SOUTH PORTLAND, Maine — “Shark Week” for Mainers hasn’t just been on television.
Less than three weeks after New England’s first recorded great white shark attack on a human since the 1930s, a shark reportedly was seen lurking in the waters near Harpswell’s Great Island Boat Yard on Wednesday. On Thursday, Capt. Jim Harkins of the Portland-based Atlantic Adventures, who last month testified to having witnessed fearsome great whites off the coast of Maine, was one of several dozen participants at the 14th annual Casco Bay Classic MDA Sportfishing Open at Port Harbor Marine in South Portland.
The Discovery Channel’s popular “ Shark Week” promotion, now in its 25th season, wrapped up Thursday night as well.
Harkins on Thursday recalled his most memorable great white encounter on the first day of the local charity tournament — where the shark category does not include the protected great whites — while motoring his Atlantic Adventurer and four eager anglers out to his favorite deep sea fishing spots.
“We had him hooked on a line up at the bow of the boat, and we could see his tail fin sticking out past the stern,” Harkins said of the encounter.
The Atlantic Adventurer is a 30-foot-long boat, so Harkins said he estimated the apex predator was at least that long, and he defended the claim against skeptics who argue that the largest great whites ever recorded as being caught were around 23 feet in length.
Even the mechanical shark used as the almost supernatural man-eating great white in the 1975 blockbuster movie “Jaws” was only 25 feet long.
But according to Guinness World Records, “There are many claims of huge specimens up to [33 feet] in length,” although the record book noted that “few have been properly authenticated.”
To Harkins’ point, some the largest great whites on the official record — including a 20-plus-foot shark off Prince Edward Island in 1988 — have been discovered in the cold North Atlantic waters that flow past the coast of Maine.
And Harkins has been in those waters nearly all his life.
“I saw those [Internet] comments saying ‘Oh, Harkins doesn’t know what he’s talking about,’” he said Thursday. “But I didn’t just start fishing out here yesterday.
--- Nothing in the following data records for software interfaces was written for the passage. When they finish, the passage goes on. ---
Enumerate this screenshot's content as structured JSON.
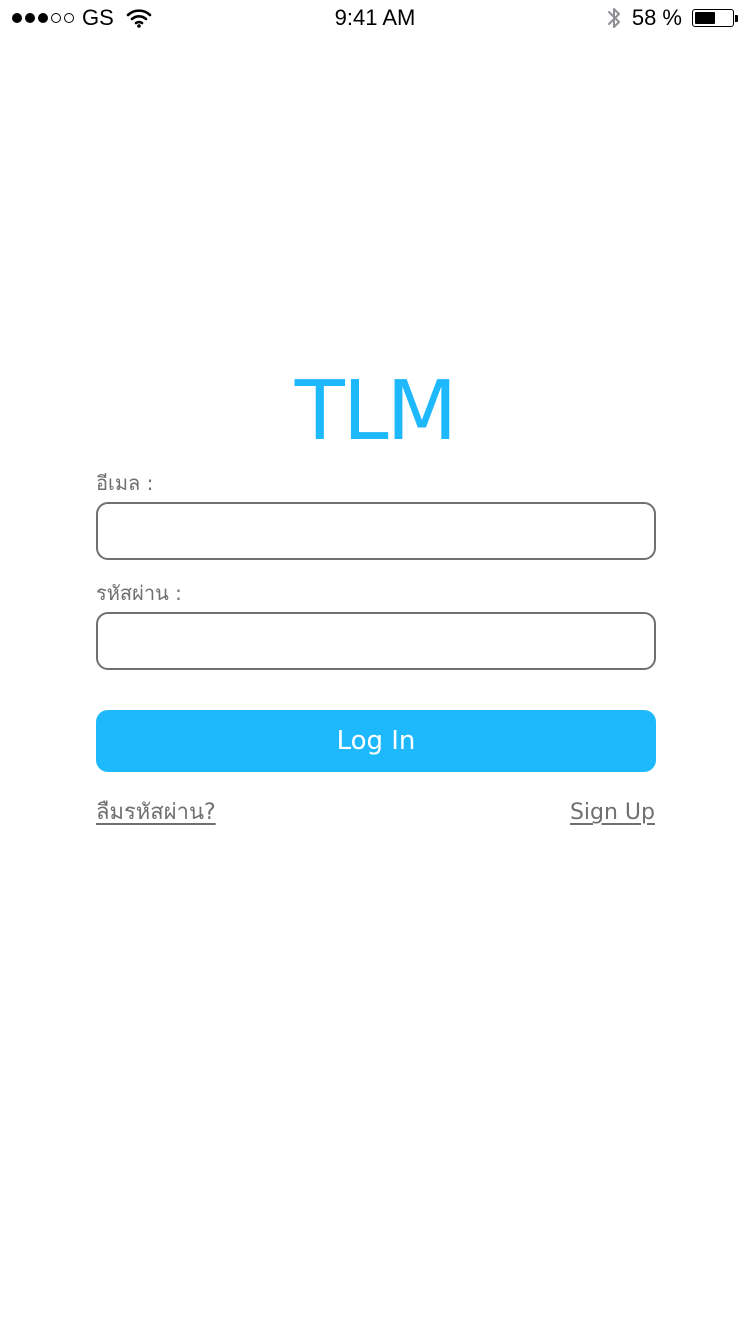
{
  "status_bar": {
    "signal_bars_filled": 3,
    "signal_bars_total": 5,
    "carrier": "GS",
    "wifi_icon": "wifi-icon",
    "time": "9:41 AM",
    "bluetooth_icon": "bluetooth-icon",
    "battery_percent_label": "58 %",
    "battery_level": 0.58
  },
  "app": {
    "logo_text": "TLM",
    "brand_color": "#1eb9fd"
  },
  "login_form": {
    "email_label": "อีเมล :",
    "email_value": "",
    "email_placeholder": "",
    "password_label": "รหัสผ่าน :",
    "password_value": "",
    "password_placeholder": "",
    "login_button_label": "Log In",
    "forgot_password_link": "ลืมรหัสผ่าน?",
    "sign_up_link": "Sign Up"
  }
}
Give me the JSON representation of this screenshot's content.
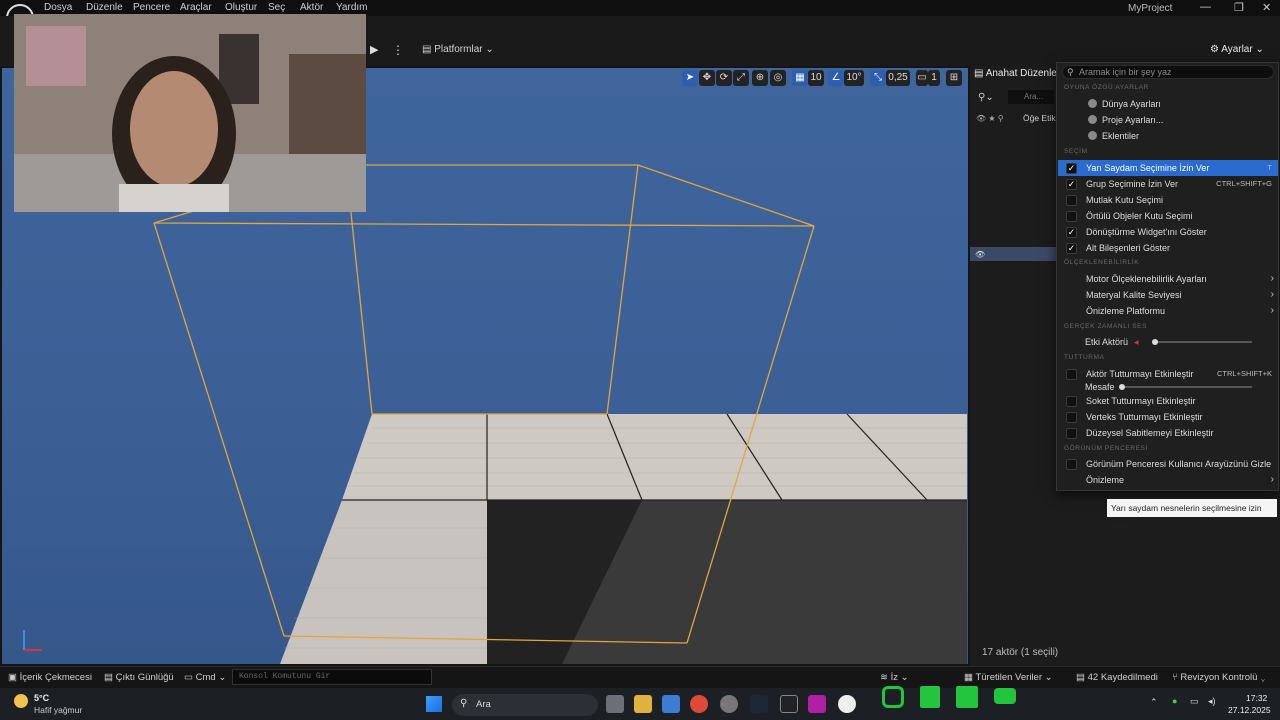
{
  "menu": {
    "items": [
      "Dosya",
      "Düzenle",
      "Pencere",
      "Araçlar",
      "Oluştur",
      "Seç",
      "Aktör",
      "Yardım"
    ],
    "project_title": "MyProject"
  },
  "toolbar": {
    "platforms_label": "Platformlar",
    "settings_label": "Ayarlar"
  },
  "viewport_toolbar": {
    "grid_snap": "10",
    "rotation_snap": "10°",
    "scale_snap": "0,25",
    "camera_speed": "1"
  },
  "outliner": {
    "tab_title": "Anahat Düzenle...",
    "search_placeholder": "Ara...",
    "column_label": "Öğe Etik",
    "footer": "17 aktör (1 seçili)"
  },
  "settings_menu": {
    "search_placeholder": "Aramak için bir şey yaz",
    "sections": {
      "level": "OYUNA ÖZGÜ AYARLAR",
      "selection": "SEÇİM",
      "scalability": "ÖLÇEKLENEBİLİRLİK",
      "realtime": "GERÇEK ZAMANLI SES",
      "snapping": "TUTTURMA",
      "viewport": "GÖRÜNÜM PENCERESİ"
    },
    "level_items": [
      "Dünya Ayarları",
      "Proje Ayarları...",
      "Eklentiler"
    ],
    "selection_items": [
      {
        "label": "Yarı Saydam Seçimine İzin Ver",
        "checked": true,
        "shortcut": "T",
        "highlighted": true
      },
      {
        "label": "Grup Seçimine İzin Ver",
        "checked": true,
        "shortcut": "CTRL+SHIFT+G"
      },
      {
        "label": "Mutlak Kutu Seçimi",
        "checked": false,
        "shortcut": ""
      },
      {
        "label": "Örtülü Objeler Kutu Seçimi",
        "checked": false,
        "shortcut": ""
      },
      {
        "label": "Dönüştürme Widget'ını Göster",
        "checked": true,
        "shortcut": ""
      },
      {
        "label": "Alt Bileşenleri Göster",
        "checked": true,
        "shortcut": ""
      }
    ],
    "scalability_items": [
      "Motor Ölçeklenebilirlik Ayarları",
      "Materyal Kalite Seviyesi",
      "Önizleme Platformu"
    ],
    "realtime_label": "Etki Aktörü",
    "snapping_items": [
      {
        "label": "Aktör Tutturmayı Etkinleştir",
        "shortcut": "CTRL+SHIFT+K"
      },
      {
        "label": "Soket Tutturmayı Etkinleştir",
        "shortcut": ""
      },
      {
        "label": "Verteks Tutturmayı Etkinleştir",
        "shortcut": ""
      },
      {
        "label": "Düzeysel Sabitlemeyi Etkinleştir",
        "shortcut": ""
      }
    ],
    "distance_label": "Mesafe",
    "viewport_items": [
      "Görünüm Penceresi Kullanıcı Arayüzünü Gizle",
      "Önizleme"
    ]
  },
  "tooltip": "Yarı saydam nesnelerin seçilmesine izin verir.",
  "bottom_bar": {
    "content_drawer": "İçerik Çekmecesi",
    "output_log": "Çıktı Günlüğü",
    "cmd": "Cmd",
    "console_placeholder": "Konsol Komutunu Gir",
    "derived_data": "Türetilen Veriler",
    "unsaved": "42 Kaydedilmedi",
    "revision": "Revizyon Kontrolü"
  },
  "taskbar": {
    "weather_temp": "5°C",
    "weather_desc": "Hafif yağmur",
    "search_label": "Ara",
    "time": "17:32",
    "date": "27.12.2025"
  }
}
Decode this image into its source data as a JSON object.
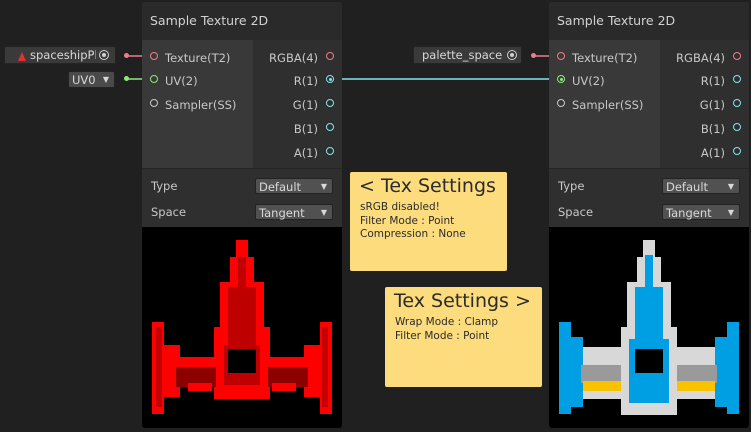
{
  "colors": {
    "background": "#202020",
    "node": "#393939",
    "texture_port": "#ef7c8a",
    "vector2_port": "#8eea7a",
    "vector1_port": "#84e4e7",
    "sticky": "#fddc7e"
  },
  "left_node": {
    "title": "Sample Texture 2D",
    "inputs": [
      "Texture(T2)",
      "UV(2)",
      "Sampler(SS)"
    ],
    "outputs": [
      "RGBA(4)",
      "R(1)",
      "G(1)",
      "B(1)",
      "A(1)"
    ],
    "type_label": "Type",
    "type_value": "Default",
    "space_label": "Space",
    "space_value": "Tangent",
    "texture_field": "spaceshipPl",
    "uv_field": "UV0"
  },
  "right_node": {
    "title": "Sample Texture 2D",
    "inputs": [
      "Texture(T2)",
      "UV(2)",
      "Sampler(SS)"
    ],
    "outputs": [
      "RGBA(4)",
      "R(1)",
      "G(1)",
      "B(1)",
      "A(1)"
    ],
    "type_label": "Type",
    "type_value": "Default",
    "space_label": "Space",
    "space_value": "Tangent",
    "texture_field": "palette_space"
  },
  "sticky_left": {
    "title": "< Tex Settings",
    "lines": [
      "sRGB disabled!",
      "Filter Mode : Point",
      "Compression : None"
    ]
  },
  "sticky_right": {
    "title": "Tex Settings >",
    "lines": [
      "Wrap Mode : Clamp",
      "Filter Mode : Point"
    ]
  },
  "icons": [
    "texture-icon",
    "target-icon",
    "chevron-down-icon"
  ]
}
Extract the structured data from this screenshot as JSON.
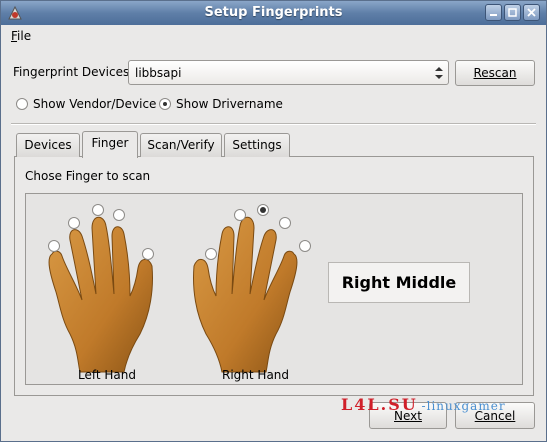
{
  "window": {
    "title": "Setup Fingerprints"
  },
  "menu": {
    "file_label": "File",
    "file_mnemonic": "F",
    "file_rest": "ile"
  },
  "devices": {
    "label": "Fingerprint Devices:",
    "selected": "libbsapi",
    "rescan_label": "Rescan"
  },
  "display_options": [
    {
      "label": "Show Vendor/Device",
      "selected": false
    },
    {
      "label": "Show Drivername",
      "selected": true
    }
  ],
  "tabs": [
    {
      "label": "Devices",
      "active": false
    },
    {
      "label": "Finger",
      "active": true
    },
    {
      "label": "Scan/Verify",
      "active": false
    },
    {
      "label": "Settings",
      "active": false
    }
  ],
  "finger_tab": {
    "instruction": "Chose Finger to scan",
    "left_hand_label": "Left Hand",
    "right_hand_label": "Right Hand",
    "selected_finger": "Right Middle",
    "left_hand_selected": [
      false,
      false,
      false,
      false,
      false
    ],
    "right_hand_selected": [
      false,
      false,
      true,
      false,
      false
    ]
  },
  "footer": {
    "next_label": "Next",
    "cancel_label": "Cancel"
  },
  "watermark": {
    "text": "L4L.SU",
    "suffix": "-linuxgamer"
  },
  "colors": {
    "skin": "#c5832d",
    "skin_dark": "#7a4a12",
    "title_bar": "#5f7fa8"
  }
}
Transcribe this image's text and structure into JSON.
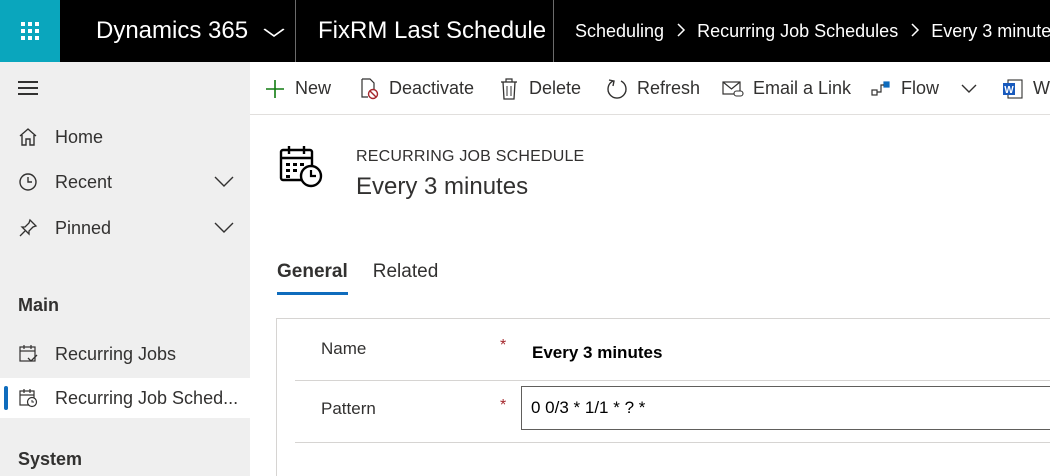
{
  "topbar": {
    "app_name": "Dynamics 365",
    "environment_name": "FixRM Last Schedule",
    "breadcrumb": [
      "Scheduling",
      "Recurring Job Schedules",
      "Every 3 minutes"
    ],
    "accent_color": "#0aa6bd"
  },
  "sidebar": {
    "items": [
      {
        "label": "Home",
        "icon": "home-icon"
      },
      {
        "label": "Recent",
        "icon": "clock-icon"
      },
      {
        "label": "Pinned",
        "icon": "pin-icon"
      }
    ],
    "groups": [
      {
        "title": "Main",
        "items": [
          {
            "label": "Recurring Jobs",
            "icon": "calendar-check-icon"
          },
          {
            "label": "Recurring Job Sched...",
            "icon": "calendar-clock-icon",
            "selected": true
          }
        ]
      },
      {
        "title": "System"
      }
    ]
  },
  "commands": [
    {
      "label": "New",
      "icon": "plus-icon"
    },
    {
      "label": "Deactivate",
      "icon": "deactivate-icon"
    },
    {
      "label": "Delete",
      "icon": "trash-icon"
    },
    {
      "label": "Refresh",
      "icon": "refresh-icon"
    },
    {
      "label": "Email a Link",
      "icon": "email-link-icon"
    },
    {
      "label": "Flow",
      "icon": "flow-icon"
    },
    {
      "label": "Wo",
      "icon": "word-icon"
    }
  ],
  "form": {
    "entity_type": "RECURRING JOB SCHEDULE",
    "title": "Every 3 minutes",
    "tabs": [
      {
        "label": "General",
        "active": true
      },
      {
        "label": "Related",
        "active": false
      }
    ],
    "fields": [
      {
        "label": "Name",
        "required_mark": "*",
        "value": "Every 3 minutes"
      },
      {
        "label": "Pattern",
        "required_mark": "*",
        "value": "0 0/3 * 1/1 * ? *"
      }
    ]
  }
}
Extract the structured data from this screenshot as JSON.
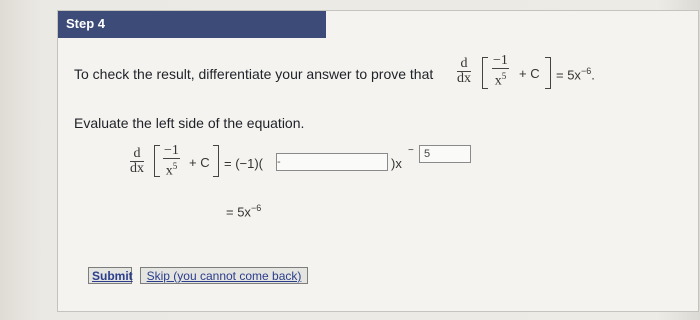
{
  "step": {
    "title": "Step 4"
  },
  "instruction": {
    "text": "To check the result, differentiate your answer to prove that",
    "d": "d",
    "dx": "dx",
    "frac_num": "−1",
    "frac_den_base": "x",
    "frac_den_exp": "5",
    "plus_c": "+ C",
    "rhs": "= 5x",
    "rhs_exp": "−6",
    "period": "."
  },
  "evaluate": {
    "text": "Evaluate the left side of the equation.",
    "d": "d",
    "dx": "dx",
    "frac_num": "−1",
    "frac_den_base": "x",
    "frac_den_exp": "5",
    "plus_c": "+ C",
    "eq_part": "= (−1)(",
    "answer_value": "-",
    "close_part": ")x",
    "exp_prefix": "−",
    "exp_value": "5",
    "result": "= 5x",
    "result_exp": "−6"
  },
  "buttons": {
    "submit": "Submit",
    "skip": "Skip (you cannot come back)"
  }
}
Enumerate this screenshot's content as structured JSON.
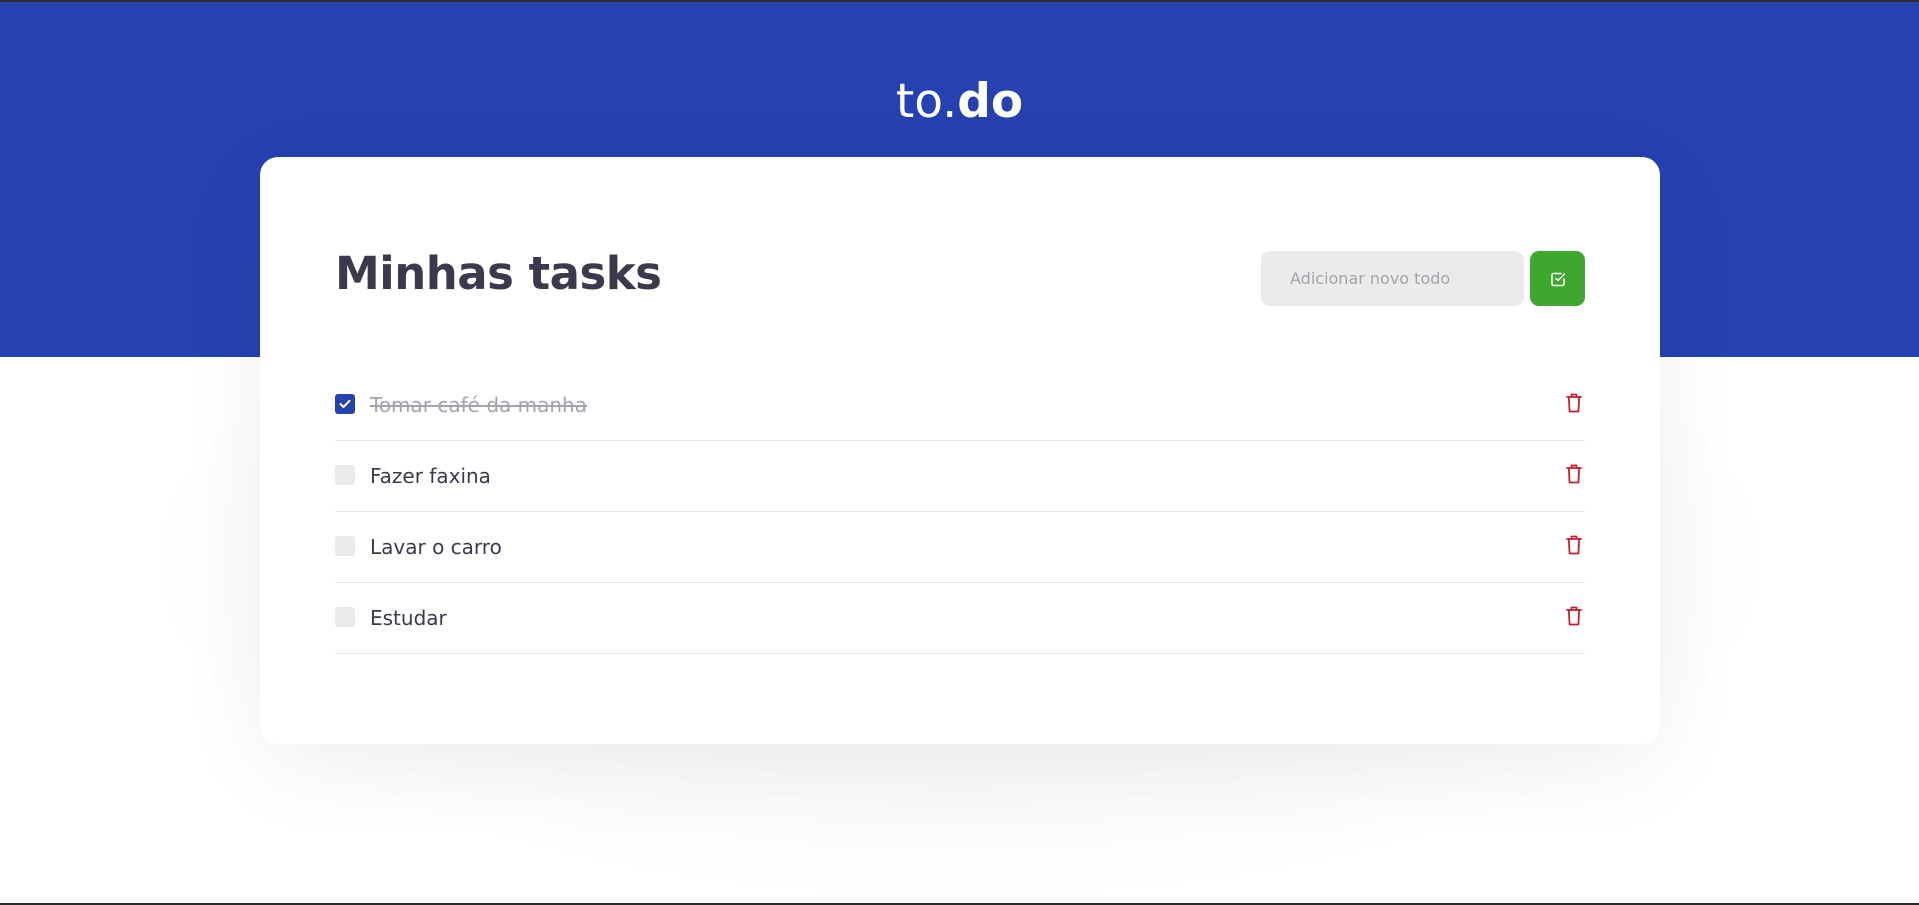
{
  "app": {
    "logo_light": "to.",
    "logo_bold": "do"
  },
  "colors": {
    "brand_blue": "#2641b0",
    "add_green": "#3ea72d",
    "delete_red": "#c51f33",
    "title_text": "#3a3a4c"
  },
  "main": {
    "title": "Minhas tasks",
    "new_todo": {
      "placeholder": "Adicionar novo todo",
      "value": ""
    },
    "add_button_icon": "check-square-icon",
    "tasks": [
      {
        "label": "Tomar café da manha",
        "completed": true,
        "delete_icon": "trash-icon"
      },
      {
        "label": "Fazer faxina",
        "completed": false,
        "delete_icon": "trash-icon"
      },
      {
        "label": "Lavar o carro",
        "completed": false,
        "delete_icon": "trash-icon"
      },
      {
        "label": "Estudar",
        "completed": false,
        "delete_icon": "trash-icon"
      }
    ]
  }
}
I’ve spent decades on fishing boats out in these waters.”
He got his first job on a deep-sea fishing boat at age 11, he said, and as a child, would frequently jump in the ocean for swims during breaks in the action. One day, he said, he hopped in next to a five-gallon bucket hanging overboard to collect water to wash the deck, and a hungry mako shark shot up from underneath him.
Luckily, Harkins said, the aggressive shark clamped its razor-sharp teeth on the bucket, not Harkins.
“I never, ever jumped off the boat again after that,” he said.
On Thursday, as the Atlantic Adventurer headed out about 40 miles off the coast of Maine in search of codfish and, of course, sharks for the MDA Sportfishing Open, no great white dorsal fins popped up in the area.
But sharks were certainly on the roste. Brunswick native Chris Wegner and Buffalo, N.Y., resident Adam Steck — who joined Vanessa Tarr of Portland and Tony Gelardi of Kennebunkport as the anglers on the excursion for Day 1 of the tourney — each hooked a blue shark before the Atlantic Adventurer motored back into Port Harbor Marine for its weigh-in.
The crew was able to haul Wegner’s 9-foot shark into the boat, but Steck’s shark broke the line after an hourlong tug of war. Blues were not among the sharks counted in the tournament, but the Adventurer did bring in the first fish of the day in the codfish category, however temporarily claiming first place with a 25.5-inch cod.
The tournament continues through Saturday.
“I’m not going to lie: That was a dream come true,” Wegner said after landing the shark, estimated at about 225 pounds. “That was wild. You could feel it in every muscle, right from your [butt] up through your shoulders.”